"Please acknowledge this letter by signing in the space indicated and returning it to the Bank in the envelope provided.
"(Signed) HARRY FROSTEG
"Pelham Peanut Company
"Accepted this 15th day of September, 1970.
"THE COLUMBIAN PEANUT COMPANY
"(Signed) H. A. JOHNSON MANAGER"
Thus Columbian accepted an assignment representing that "the commissions due as of this date are in excess of $20,000.00." In addition, there was evidence from which the jury could have found that Columbian's manager had by telephone confirmed to the officer of the bank, who was considering the loan to Frosteg, that Frosteg had "earned" in excess of $20,000.00 in commissions. We find no reversible error in the district court's charge with respect to the counterclaim. The district court did not abuse its discretion in denying Columbian's motion for new trial as to the counterclaim of Farmers Bank of Pelham.
The briefs and arguments of the respective parties raise other issues and questions which we have considered but find not necessary to discuss. The judgment for the Bank of Camilla entered notwithstanding the verdict is reversed and the case against that bank is remanded for a new trial.
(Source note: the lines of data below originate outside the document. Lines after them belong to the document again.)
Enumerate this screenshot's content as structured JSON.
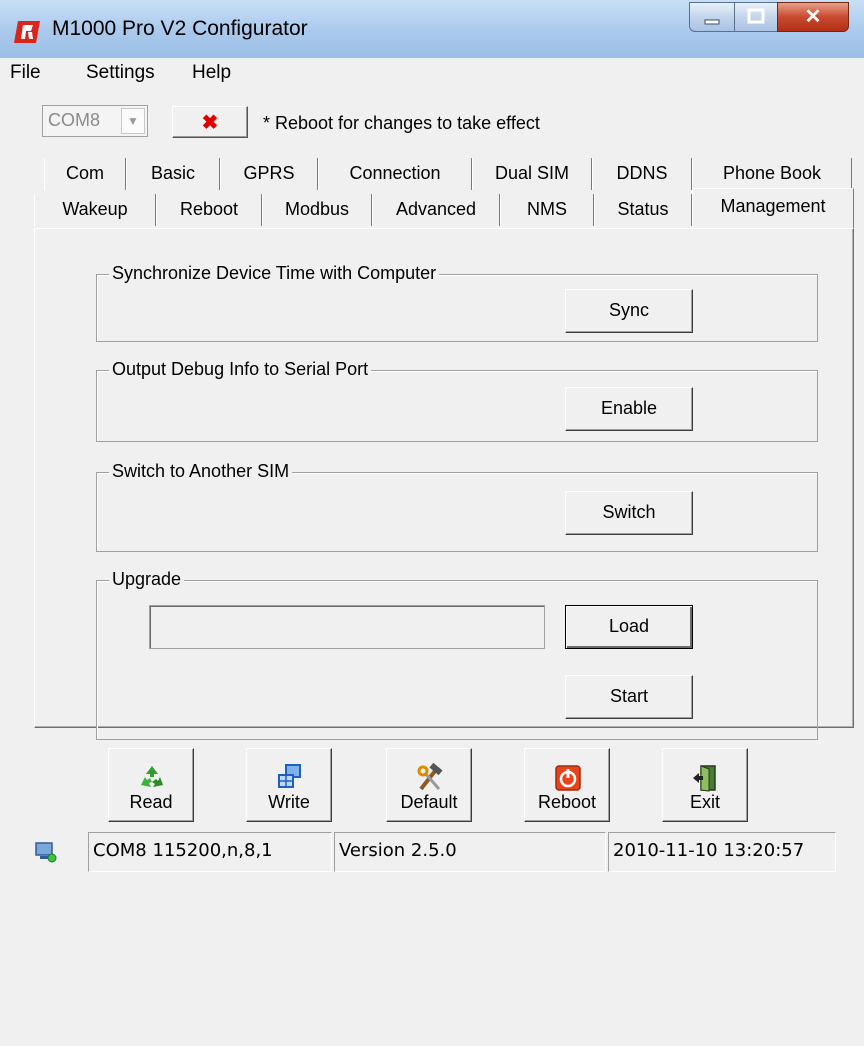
{
  "window": {
    "title": "M1000 Pro V2 Configurator"
  },
  "menu": [
    "File",
    "Settings",
    "Help"
  ],
  "toolbar": {
    "com_port": "COM8",
    "disconnect_symbol": "✖",
    "note": "* Reboot for changes to take effect"
  },
  "tabs": {
    "row1": [
      "Com",
      "Basic",
      "GPRS",
      "Connection",
      "Dual SIM",
      "DDNS",
      "Phone Book"
    ],
    "row2": [
      "Wakeup",
      "Reboot",
      "Modbus",
      "Advanced",
      "NMS",
      "Status",
      "Management"
    ],
    "active": "Management"
  },
  "groups": {
    "sync": {
      "title": "Synchronize Device Time with Computer",
      "button": "Sync"
    },
    "debug": {
      "title": "Output Debug Info to Serial Port",
      "button": "Enable"
    },
    "sim": {
      "title": "Switch to Another SIM",
      "button": "Switch"
    },
    "upgrade": {
      "title": "Upgrade",
      "path": "",
      "load": "Load",
      "start": "Start"
    }
  },
  "actions": [
    "Read",
    "Write",
    "Default",
    "Reboot",
    "Exit"
  ],
  "status": {
    "port": "COM8 115200,n,8,1",
    "version": "Version 2.5.0",
    "datetime": "2010-11-10 13:20:57"
  },
  "colors": {
    "titlebar": "#a9c8ec",
    "close": "#c94a30",
    "disconnect": "#e00000"
  }
}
The judgment denying the motion of Columbian to grant a new trial with respect to its claim against Farmers Bank of Pelham is reversed and the case is remanded for a new trial on Columbian's claim that said bank wrongfully paid Columbian's checks bearing forged endorsements. The judgment denying Columbian's motion for new trial on the cross-claim of Farmers Bank of Pelham against Columbian is affirmed, provided that if the judgment on that cross-claim has not been earlier satisfied, Columbian shall be entitled to credit against it the amount of any judgment which it may recover against the Farmers Bank of Pelham on its claim against said bank. The costs of appeal are taxed three-fourths against the Bank of Camilla and one-fourth against the Farmers Bank of Pelham.
Affirmed as to the cross-claim of Farmers Bank of Pelham and reversed and remanded as to Columbian's original claims.
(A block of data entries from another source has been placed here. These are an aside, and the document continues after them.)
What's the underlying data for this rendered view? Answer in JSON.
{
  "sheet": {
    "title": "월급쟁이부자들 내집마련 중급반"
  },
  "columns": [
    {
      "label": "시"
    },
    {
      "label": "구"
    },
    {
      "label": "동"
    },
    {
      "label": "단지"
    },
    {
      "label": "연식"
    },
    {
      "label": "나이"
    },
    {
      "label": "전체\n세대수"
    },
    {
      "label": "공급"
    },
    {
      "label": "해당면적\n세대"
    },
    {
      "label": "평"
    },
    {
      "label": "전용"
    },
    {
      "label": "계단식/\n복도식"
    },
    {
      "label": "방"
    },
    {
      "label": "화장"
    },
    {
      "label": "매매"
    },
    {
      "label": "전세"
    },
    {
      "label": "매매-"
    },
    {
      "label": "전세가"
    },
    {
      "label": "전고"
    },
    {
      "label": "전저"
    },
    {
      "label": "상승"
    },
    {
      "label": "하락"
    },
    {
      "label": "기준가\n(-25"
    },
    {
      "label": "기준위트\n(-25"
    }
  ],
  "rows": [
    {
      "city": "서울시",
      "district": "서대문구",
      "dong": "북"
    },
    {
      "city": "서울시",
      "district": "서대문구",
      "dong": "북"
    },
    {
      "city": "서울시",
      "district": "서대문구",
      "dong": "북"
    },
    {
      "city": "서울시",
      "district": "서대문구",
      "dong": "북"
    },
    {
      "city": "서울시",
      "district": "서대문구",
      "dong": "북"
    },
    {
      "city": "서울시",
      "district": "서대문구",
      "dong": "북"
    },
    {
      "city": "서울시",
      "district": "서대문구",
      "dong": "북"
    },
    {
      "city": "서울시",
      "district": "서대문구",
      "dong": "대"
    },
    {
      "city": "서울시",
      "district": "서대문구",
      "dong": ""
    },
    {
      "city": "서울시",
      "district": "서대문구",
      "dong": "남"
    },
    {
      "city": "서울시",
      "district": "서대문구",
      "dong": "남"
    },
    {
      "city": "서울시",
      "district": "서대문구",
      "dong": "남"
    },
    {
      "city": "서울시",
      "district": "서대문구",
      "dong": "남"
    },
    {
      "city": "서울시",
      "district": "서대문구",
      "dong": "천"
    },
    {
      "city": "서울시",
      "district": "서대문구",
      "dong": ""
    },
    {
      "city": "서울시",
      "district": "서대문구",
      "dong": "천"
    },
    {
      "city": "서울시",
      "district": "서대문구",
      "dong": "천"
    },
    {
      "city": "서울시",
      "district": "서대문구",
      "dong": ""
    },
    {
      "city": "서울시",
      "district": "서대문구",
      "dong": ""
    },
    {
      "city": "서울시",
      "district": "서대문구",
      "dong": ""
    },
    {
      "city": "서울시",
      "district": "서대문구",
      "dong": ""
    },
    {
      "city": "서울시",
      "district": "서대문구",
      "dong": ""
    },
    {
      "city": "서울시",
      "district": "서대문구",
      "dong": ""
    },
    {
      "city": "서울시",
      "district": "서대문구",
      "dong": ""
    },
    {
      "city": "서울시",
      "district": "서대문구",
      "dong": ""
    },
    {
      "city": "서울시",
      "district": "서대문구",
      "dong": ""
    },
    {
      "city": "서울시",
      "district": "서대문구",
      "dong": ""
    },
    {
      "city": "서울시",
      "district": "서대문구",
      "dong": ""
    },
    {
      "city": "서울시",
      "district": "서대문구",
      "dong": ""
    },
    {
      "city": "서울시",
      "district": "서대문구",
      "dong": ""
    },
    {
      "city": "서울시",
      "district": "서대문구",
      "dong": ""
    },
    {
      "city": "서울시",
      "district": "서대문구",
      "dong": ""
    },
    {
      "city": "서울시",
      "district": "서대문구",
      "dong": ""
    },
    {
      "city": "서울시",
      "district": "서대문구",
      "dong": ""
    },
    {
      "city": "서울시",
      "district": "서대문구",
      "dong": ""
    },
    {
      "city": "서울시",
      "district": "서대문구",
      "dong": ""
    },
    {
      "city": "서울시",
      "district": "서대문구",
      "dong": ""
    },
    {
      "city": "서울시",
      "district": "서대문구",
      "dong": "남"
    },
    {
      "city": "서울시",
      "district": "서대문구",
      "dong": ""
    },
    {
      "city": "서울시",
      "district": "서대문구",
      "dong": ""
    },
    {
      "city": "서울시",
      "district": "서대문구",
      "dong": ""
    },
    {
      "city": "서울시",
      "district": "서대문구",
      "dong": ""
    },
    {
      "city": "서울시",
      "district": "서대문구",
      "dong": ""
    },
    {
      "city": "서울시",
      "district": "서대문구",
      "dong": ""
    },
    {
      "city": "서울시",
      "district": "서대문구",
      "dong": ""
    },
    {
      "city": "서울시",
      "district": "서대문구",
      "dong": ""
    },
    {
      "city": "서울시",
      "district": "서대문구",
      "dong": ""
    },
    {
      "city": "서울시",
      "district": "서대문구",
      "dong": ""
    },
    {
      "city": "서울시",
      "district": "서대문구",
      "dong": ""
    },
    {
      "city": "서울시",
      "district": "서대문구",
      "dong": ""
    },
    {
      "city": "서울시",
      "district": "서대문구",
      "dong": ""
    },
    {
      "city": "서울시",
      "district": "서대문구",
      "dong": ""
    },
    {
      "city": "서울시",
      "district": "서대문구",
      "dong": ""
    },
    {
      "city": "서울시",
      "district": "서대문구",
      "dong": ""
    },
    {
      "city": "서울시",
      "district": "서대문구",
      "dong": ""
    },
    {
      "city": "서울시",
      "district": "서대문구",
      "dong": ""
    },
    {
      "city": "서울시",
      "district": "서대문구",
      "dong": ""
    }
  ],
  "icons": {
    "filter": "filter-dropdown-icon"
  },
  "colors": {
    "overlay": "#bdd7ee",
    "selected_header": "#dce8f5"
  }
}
"109A-3-208: Reacquisition.-Where an instrument is returned to or reacquired by a prior party he may cancel any indorsement which is not necessary to his title and reissue or further negotiate the instrument, but any intervening party is discharged as against the reacquiring party and subsequent holders not in due course and if his indorsement has been cancelled is discharged as against subsequent holders in due course as well."
"(3) The liability of all parties is discharged when any party who has himself no right of action or recourse on the instrument
"(a) reacquires the instrument in his own right; or
"(b) is discharged under any provision of this Article, except as otherwise provided with respect to discharge for impairment of recourse or of collateral (109A-3-606)."